I was in the foster care system for 12 years, including 5 years in Michigan, until I was adopted at the age of 17. One of the reasons I was in the system so long was the shortage of families that are willing and able to care for the children who most desperately need families — those of us who are older, part of a sibling group, or have significant emotional or medical needs.
I was placed in several different foster families that were unhealthy or otherwise inappropriate for me. Not surprisingly, they didn’t work out. I also spent time in two group homes. I frequently changed schools, resulting in difficulty progressing in school and maintaining healthy peer relationships. I was separated from my birth sister, who is younger and was adopted by another family that wasn’t interested in adopting me. As a teenager, I knew my chances of ever getting a family of my own were slim.
But I was one of the lucky ones. When I was 16, a couple in East Lansing saw my picture and history on an adoption website and felt a connection to me. They became my parents, and when I was 17, they adopted me. With their support, I’m proud to say that I graduated last Spring from Western Michigan University and am excited about my future.

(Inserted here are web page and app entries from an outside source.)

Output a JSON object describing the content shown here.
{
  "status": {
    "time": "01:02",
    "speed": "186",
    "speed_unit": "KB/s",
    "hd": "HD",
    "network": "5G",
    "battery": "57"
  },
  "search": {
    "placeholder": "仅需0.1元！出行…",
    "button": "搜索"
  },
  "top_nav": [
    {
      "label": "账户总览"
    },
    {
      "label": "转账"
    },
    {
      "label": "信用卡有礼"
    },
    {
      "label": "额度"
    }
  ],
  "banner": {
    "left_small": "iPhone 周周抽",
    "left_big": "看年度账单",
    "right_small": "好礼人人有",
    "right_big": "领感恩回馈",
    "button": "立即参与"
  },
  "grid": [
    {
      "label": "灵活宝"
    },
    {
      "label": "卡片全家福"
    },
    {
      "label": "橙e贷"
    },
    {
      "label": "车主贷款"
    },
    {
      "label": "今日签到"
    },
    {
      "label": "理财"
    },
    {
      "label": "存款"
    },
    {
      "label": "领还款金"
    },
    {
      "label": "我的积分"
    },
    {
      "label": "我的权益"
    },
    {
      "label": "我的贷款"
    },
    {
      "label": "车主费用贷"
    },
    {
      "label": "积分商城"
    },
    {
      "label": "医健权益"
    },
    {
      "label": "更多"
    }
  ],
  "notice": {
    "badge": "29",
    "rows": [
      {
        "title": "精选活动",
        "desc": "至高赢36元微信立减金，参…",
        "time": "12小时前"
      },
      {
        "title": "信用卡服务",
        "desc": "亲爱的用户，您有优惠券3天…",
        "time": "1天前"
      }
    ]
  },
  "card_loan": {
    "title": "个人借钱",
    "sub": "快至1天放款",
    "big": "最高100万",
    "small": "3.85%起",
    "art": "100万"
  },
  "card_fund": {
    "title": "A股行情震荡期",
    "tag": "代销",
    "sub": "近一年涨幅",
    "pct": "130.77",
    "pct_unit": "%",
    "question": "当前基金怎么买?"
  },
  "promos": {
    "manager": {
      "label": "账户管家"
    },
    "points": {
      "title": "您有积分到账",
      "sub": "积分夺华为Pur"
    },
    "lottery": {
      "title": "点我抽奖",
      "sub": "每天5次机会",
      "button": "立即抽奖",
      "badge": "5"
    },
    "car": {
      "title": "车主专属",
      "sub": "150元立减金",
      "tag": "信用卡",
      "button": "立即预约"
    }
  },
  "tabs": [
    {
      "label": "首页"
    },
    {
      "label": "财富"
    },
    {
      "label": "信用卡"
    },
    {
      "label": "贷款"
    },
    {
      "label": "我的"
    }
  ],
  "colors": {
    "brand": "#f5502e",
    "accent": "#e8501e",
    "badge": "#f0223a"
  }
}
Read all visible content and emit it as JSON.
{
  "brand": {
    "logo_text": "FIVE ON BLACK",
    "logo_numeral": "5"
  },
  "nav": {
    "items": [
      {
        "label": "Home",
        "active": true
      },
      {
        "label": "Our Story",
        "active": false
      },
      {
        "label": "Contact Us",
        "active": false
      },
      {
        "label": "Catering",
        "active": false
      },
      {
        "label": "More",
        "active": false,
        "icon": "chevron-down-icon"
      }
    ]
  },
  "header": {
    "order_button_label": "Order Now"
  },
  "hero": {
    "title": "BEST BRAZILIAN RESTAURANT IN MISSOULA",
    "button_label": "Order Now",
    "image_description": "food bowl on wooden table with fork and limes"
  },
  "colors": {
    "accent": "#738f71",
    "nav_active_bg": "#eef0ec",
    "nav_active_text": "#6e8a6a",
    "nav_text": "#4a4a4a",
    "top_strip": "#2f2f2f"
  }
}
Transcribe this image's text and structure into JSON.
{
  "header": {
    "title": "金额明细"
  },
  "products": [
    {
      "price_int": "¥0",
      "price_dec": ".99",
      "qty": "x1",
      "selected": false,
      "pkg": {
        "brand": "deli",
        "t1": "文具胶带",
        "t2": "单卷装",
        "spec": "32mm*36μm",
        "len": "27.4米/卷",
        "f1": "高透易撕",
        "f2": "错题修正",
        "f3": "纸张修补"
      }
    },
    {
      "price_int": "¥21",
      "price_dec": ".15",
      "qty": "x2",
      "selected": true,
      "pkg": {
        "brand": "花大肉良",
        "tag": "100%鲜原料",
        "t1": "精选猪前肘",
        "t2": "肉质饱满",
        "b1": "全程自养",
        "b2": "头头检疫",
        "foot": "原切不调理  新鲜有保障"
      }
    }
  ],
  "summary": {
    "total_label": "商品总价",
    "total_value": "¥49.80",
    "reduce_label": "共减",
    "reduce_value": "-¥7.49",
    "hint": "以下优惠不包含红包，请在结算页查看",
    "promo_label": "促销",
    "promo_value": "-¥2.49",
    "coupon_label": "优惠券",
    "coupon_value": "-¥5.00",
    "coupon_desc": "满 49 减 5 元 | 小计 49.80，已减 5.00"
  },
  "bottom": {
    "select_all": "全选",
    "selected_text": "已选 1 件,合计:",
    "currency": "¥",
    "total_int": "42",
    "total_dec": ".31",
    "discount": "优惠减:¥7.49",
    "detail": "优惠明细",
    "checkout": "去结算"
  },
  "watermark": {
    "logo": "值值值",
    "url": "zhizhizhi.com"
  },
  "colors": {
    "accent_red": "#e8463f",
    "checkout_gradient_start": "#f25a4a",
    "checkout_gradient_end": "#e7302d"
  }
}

I love my parents. Still, I wonder whether I might have been spared the years of instability and loss had there been more families out there to care for kids in the foster care system.
It was my experience in foster care and the difficulties faced by so many of us that led me to become an advocate for foster youth. I have been on foster youth advisory boards for the Michigan Department of Health and Human Services and volunteer as an advocate with FosterClub, an organization that provides support for foster youth across the country.
Doing this work, I get to meet and know many current and former foster youth. Many of them, unlike me, have aged out of the foster care system without ever becoming part of a family. These young people often have to face the challenges of getting through high school or getting into college, landing a job, and finding and paying for a place to live without the guidance of parents.
Given my experience and the experience of my peers and current foster youth, I was horrified to learn that Michigan now permits state-contracted child placement agencies to turn away loving prospective foster and adoptive parents based solely on religious objections to certain kinds of families, specifically, same-sex parent families. It makes no sense to enact policies that make it even more difficult for kids to find the loving and nurturing homes they need. It’s cruel. Kids shouldn’t be deprived of families because some agencies have a religious test for who is qualified to be a parent.
My mom and dad are wonderful people who took in an older teen, even after knowing everything I’d been through. It’s unconscionable that others like them who want to help kids are being turned away simply because they don’t meet an agency’s religious standards. There are so many bright, wonderful youth out there in Michigan who need families just like I did. I know many would love to have two moms or two dads to call their own. I love my family, and I want others to have the same joy of finding a family as I did.
Michigan needs to ensure that children in the foster care system have access to any family that has the ability and willingness to love and care for a child in need. I’m heartened to see the ACLU standing up to challenge Michigan’s discriminatory foster care system in court because allowing religious-based disqualifications of good families must end.